There are various Cinco de Mayo traditions that are celebrated around the world. In Mexico, most of the Cinco de Mayo celebrations that take place occur in the town of Puebla (where the battle took place). There are large parades that feature people dressed up as Mexican and French soldiers.
In the United States and some parts of Canada, people often host Cinco de Mayo parties with their friends and family.
The Colors: Red, white and green, representing the Mexican flag often appear in costumes and party decorations. People decorate for Cinco de Mayo with balloons, streamers, and flowers.
The Music: Mariachi bands or other Mexican folk music is also played at these celebrations and there is often traditional Mexican dancing.
The Food: A feast of traditional Mexican dishes such as tacos, enchiladas, and salsa and tortilla chips.
Other parts of the world also have their own Cinco de Mayo traditions, though they are not as notable as the traditions in Mexico and the United States. In Vancouver, Canada there is an annual skydiving event and in the Cayman Islands there is an air guitar competition that takes each year on May 5.
Where to celebrate in Dayton:
TJ Chumps Cinco de Mayo Party
Featuring $3 Corona’s & Dos Equis and shot specials all day at all 3 locations
El Meson Cinco de Mayo Lunch Buffet
Enjoy a true latin feast featuring empandas, fajitas, frijoles fritos and a kids tac bar, too. Noon to 4pm
Cinco de Moustache at Quaker Steak & Lube
Celebration featuring facial-hair themed carnival games and a best moustache contest (both real and fake).
Dayton Arab American Forum Cinco de Mayo Celebration at Yankee Trace
Spring hafli featuring a catered Middle Eastern dinner and entertainment by Zein and his Detroit based band.
Salsa Saturday at Therapy Cafe
Dance Contest, Hot Chili Pepper Eating Contest, free Mexican Buffet
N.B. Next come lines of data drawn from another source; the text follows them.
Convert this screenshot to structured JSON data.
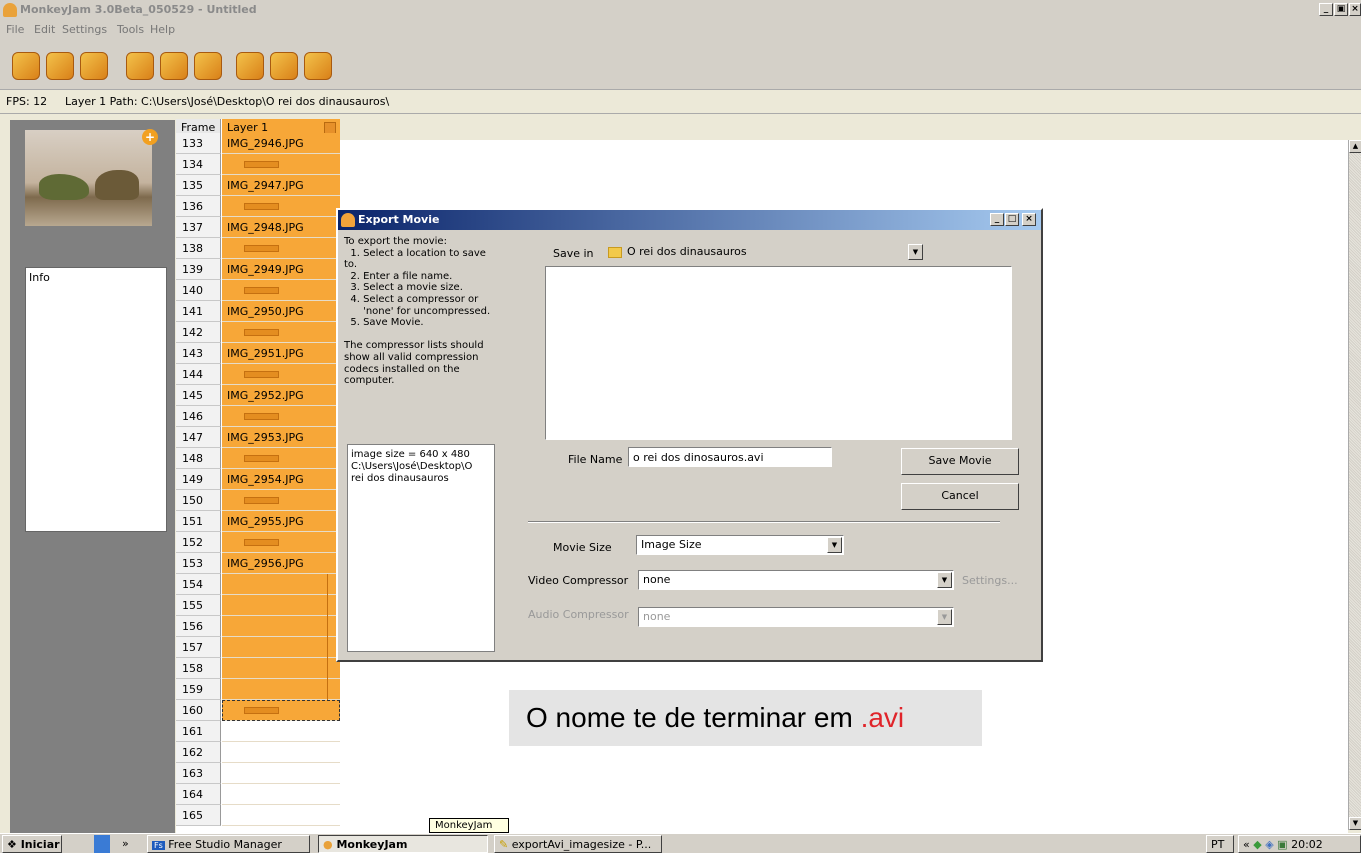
{
  "window": {
    "title": "MonkeyJam 3.0Beta_050529 - Untitled"
  },
  "menu": [
    "File",
    "Edit",
    "Settings",
    "Tools",
    "Help"
  ],
  "status": {
    "fps": "FPS: 12",
    "layer_path": "Layer 1 Path: C:\\Users\\José\\Desktop\\O rei dos dinausauros\\"
  },
  "left_panel": {
    "info_label": "Info"
  },
  "timeline": {
    "frame_header": "Frame",
    "layer_header": "Layer 1",
    "rows": [
      {
        "frame": "133",
        "file": "IMG_2946.JPG"
      },
      {
        "frame": "134",
        "file": ""
      },
      {
        "frame": "135",
        "file": "IMG_2947.JPG"
      },
      {
        "frame": "136",
        "file": ""
      },
      {
        "frame": "137",
        "file": "IMG_2948.JPG"
      },
      {
        "frame": "138",
        "file": ""
      },
      {
        "frame": "139",
        "file": "IMG_2949.JPG"
      },
      {
        "frame": "140",
        "file": ""
      },
      {
        "frame": "141",
        "file": "IMG_2950.JPG"
      },
      {
        "frame": "142",
        "file": ""
      },
      {
        "frame": "143",
        "file": "IMG_2951.JPG"
      },
      {
        "frame": "144",
        "file": ""
      },
      {
        "frame": "145",
        "file": "IMG_2952.JPG"
      },
      {
        "frame": "146",
        "file": ""
      },
      {
        "frame": "147",
        "file": "IMG_2953.JPG"
      },
      {
        "frame": "148",
        "file": ""
      },
      {
        "frame": "149",
        "file": "IMG_2954.JPG"
      },
      {
        "frame": "150",
        "file": ""
      },
      {
        "frame": "151",
        "file": "IMG_2955.JPG"
      },
      {
        "frame": "152",
        "file": ""
      },
      {
        "frame": "153",
        "file": "IMG_2956.JPG"
      },
      {
        "frame": "154",
        "file": ""
      },
      {
        "frame": "155",
        "file": ""
      },
      {
        "frame": "156",
        "file": ""
      },
      {
        "frame": "157",
        "file": ""
      },
      {
        "frame": "158",
        "file": ""
      },
      {
        "frame": "159",
        "file": ""
      },
      {
        "frame": "160",
        "file": ""
      },
      {
        "frame": "161",
        "file": ""
      },
      {
        "frame": "162",
        "file": ""
      },
      {
        "frame": "163",
        "file": ""
      },
      {
        "frame": "164",
        "file": ""
      },
      {
        "frame": "165",
        "file": ""
      }
    ]
  },
  "dialog": {
    "title": "Export Movie",
    "instructions": "To export the movie:\n  1. Select a location to save\nto.\n  2. Enter a file name.\n  3. Select a movie size.\n  4. Select a compressor or\n      'none' for uncompressed.\n  5. Save Movie.\n\nThe compressor lists should\nshow all valid compression\ncodecs installed on the\ncomputer.",
    "info_text": "image size = 640 x 480\nC:\\Users\\José\\Desktop\\O\nrei dos dinausauros",
    "save_in_label": "Save in",
    "save_in_value": "O rei dos dinausauros",
    "file_name_label": "File Name",
    "file_name_value": "o rei dos dinosauros.avi",
    "save_button": "Save Movie",
    "cancel_button": "Cancel",
    "movie_size_label": "Movie Size",
    "movie_size_value": "Image Size",
    "video_compressor_label": "Video Compressor",
    "video_compressor_value": "none",
    "settings_button": "Settings...",
    "audio_compressor_label": "Audio Compressor",
    "audio_compressor_value": "none"
  },
  "annotation": {
    "text": "O nome te de terminar em ",
    "highlight": ".avi",
    "highlight_color": "#e0242a"
  },
  "tooltip": "MonkeyJam",
  "taskbar": {
    "start": "Iniciar",
    "chevron": "»",
    "items": [
      "Free Studio Manager",
      "MonkeyJam",
      "exportAvi_imagesize - P..."
    ],
    "language": "PT",
    "tray_chevron": "«",
    "clock": "20:02"
  }
}
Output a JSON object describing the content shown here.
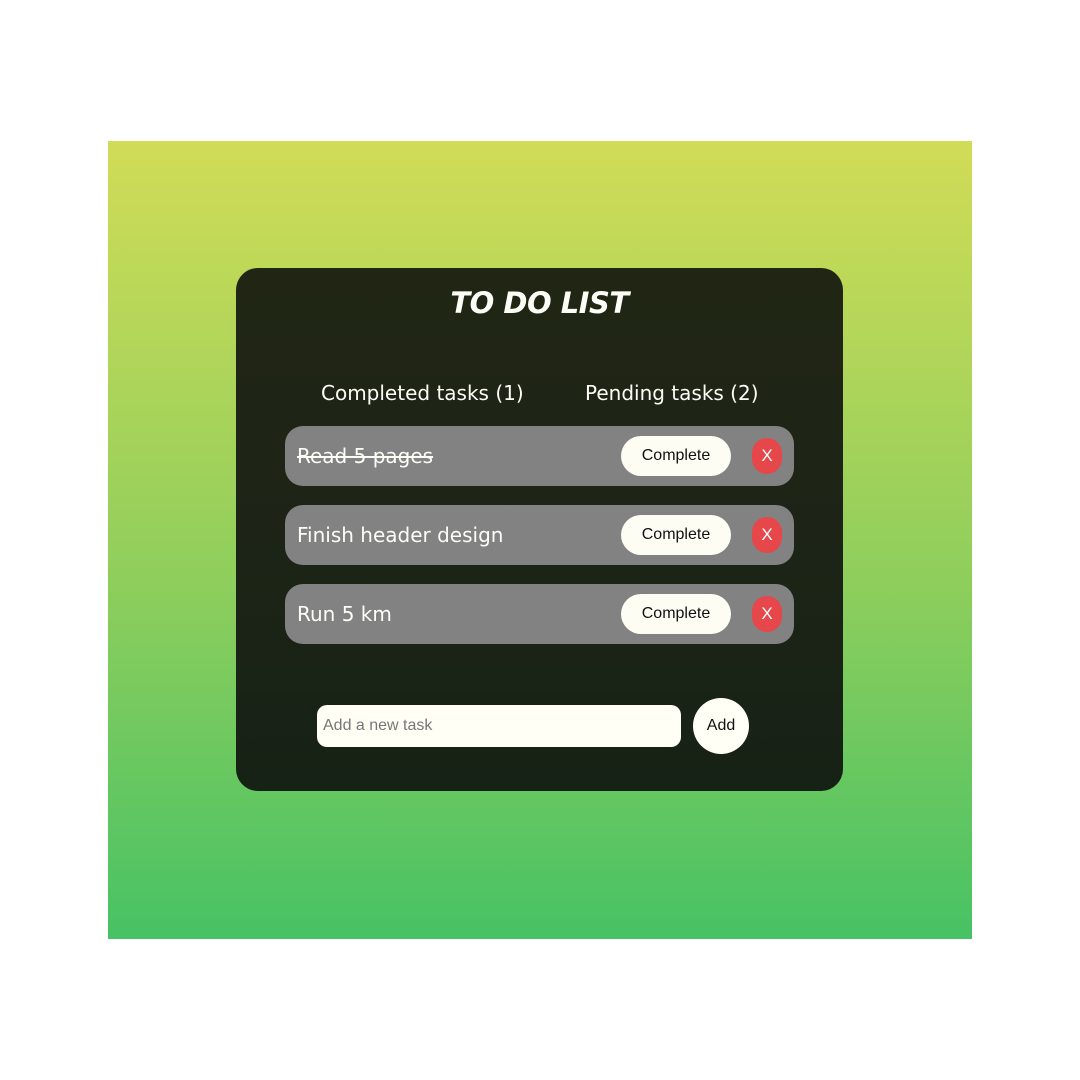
{
  "app": {
    "title": "TO DO LIST"
  },
  "counters": {
    "completed_label": "Completed tasks (1)",
    "pending_label": "Pending tasks (2)"
  },
  "tasks": [
    {
      "text": "Read 5 pages",
      "completed": true,
      "complete_label": "Complete",
      "delete_label": "X"
    },
    {
      "text": "Finish header design",
      "completed": false,
      "complete_label": "Complete",
      "delete_label": "X"
    },
    {
      "text": "Run 5 km",
      "completed": false,
      "complete_label": "Complete",
      "delete_label": "X"
    }
  ],
  "new_task": {
    "placeholder": "Add a new task",
    "value": "",
    "add_label": "Add"
  },
  "colors": {
    "background_gradient": [
      "#d1dc57",
      "#47c264"
    ],
    "card": "#1d2417",
    "task_item": "#828282",
    "button_light": "#fdfdf4",
    "delete_red": "#e5474b",
    "text_light": "#fdfdf7"
  }
}
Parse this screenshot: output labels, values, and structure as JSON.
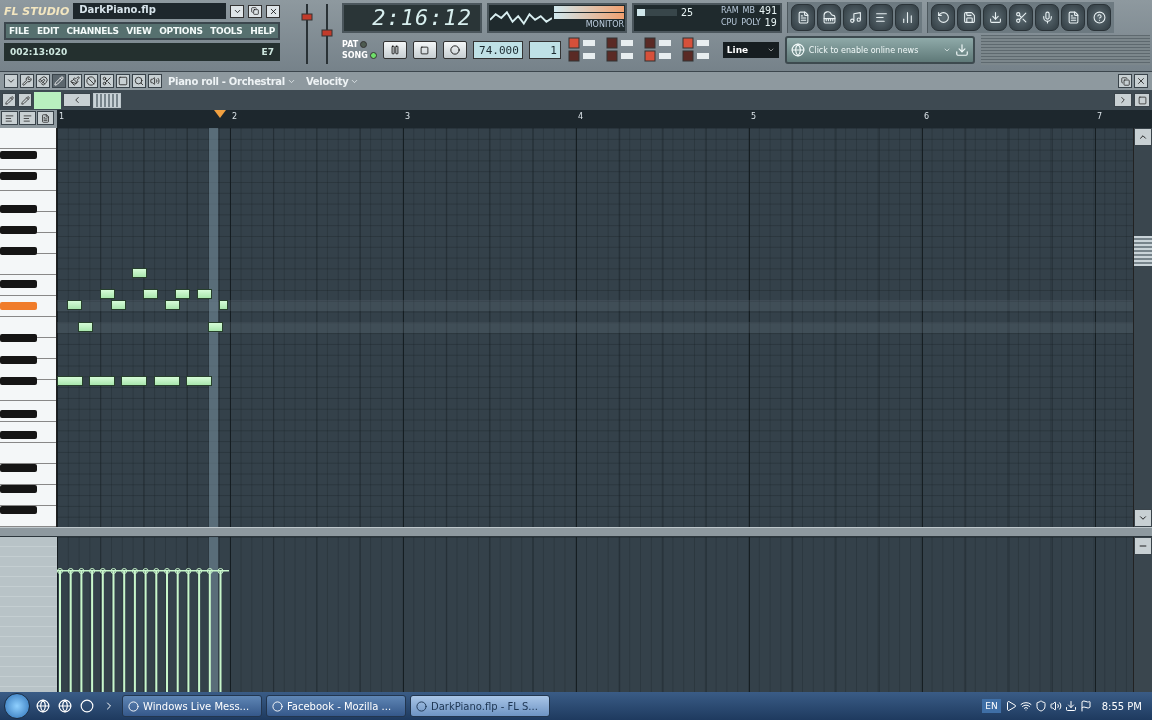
{
  "app": {
    "logo": "FL STUDIO",
    "project_title": "DarkPiano.flp",
    "menu": [
      "FILE",
      "EDIT",
      "CHANNELS",
      "VIEW",
      "OPTIONS",
      "TOOLS",
      "HELP"
    ],
    "hint_time": "002:13:020",
    "hint_note": "E7"
  },
  "transport": {
    "song_time": "2:16:12",
    "modes": [
      {
        "label": "PAT",
        "selected": false
      },
      {
        "label": "SONG",
        "selected": true
      }
    ],
    "tempo": "74.000",
    "pattern": "1"
  },
  "monitor": {
    "cpu": "25",
    "cpu_meter": {
      "level": 0.2
    },
    "ram": "491",
    "ram_label": "RAM",
    "mb_label": "MB",
    "cpu_label": "CPU",
    "poly_label": "POLY",
    "poly": "19",
    "monitor_label": "MONITOR"
  },
  "snap": {
    "value": "Line"
  },
  "news": {
    "text": "Click to enable online news"
  },
  "piano_roll": {
    "title": "Piano roll - Orchestral",
    "target": "Velocity",
    "ruler": [
      "1",
      "2",
      "3",
      "4",
      "5",
      "6",
      "7"
    ]
  },
  "taskbar": {
    "tasks": [
      {
        "label": "Windows Live Mess...",
        "selected": false
      },
      {
        "label": "Facebook - Mozilla ...",
        "selected": false
      },
      {
        "label": "DarkPiano.flp - FL S...",
        "selected": true
      }
    ],
    "language": "EN",
    "clock": "8:55 PM"
  }
}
Todd the Fox celebrates Cinco de Mayo at Taste of Wine
Wine tasting and live music in downtown Miamisburg
Cinco De Mayo With Funky G at Trolley Stop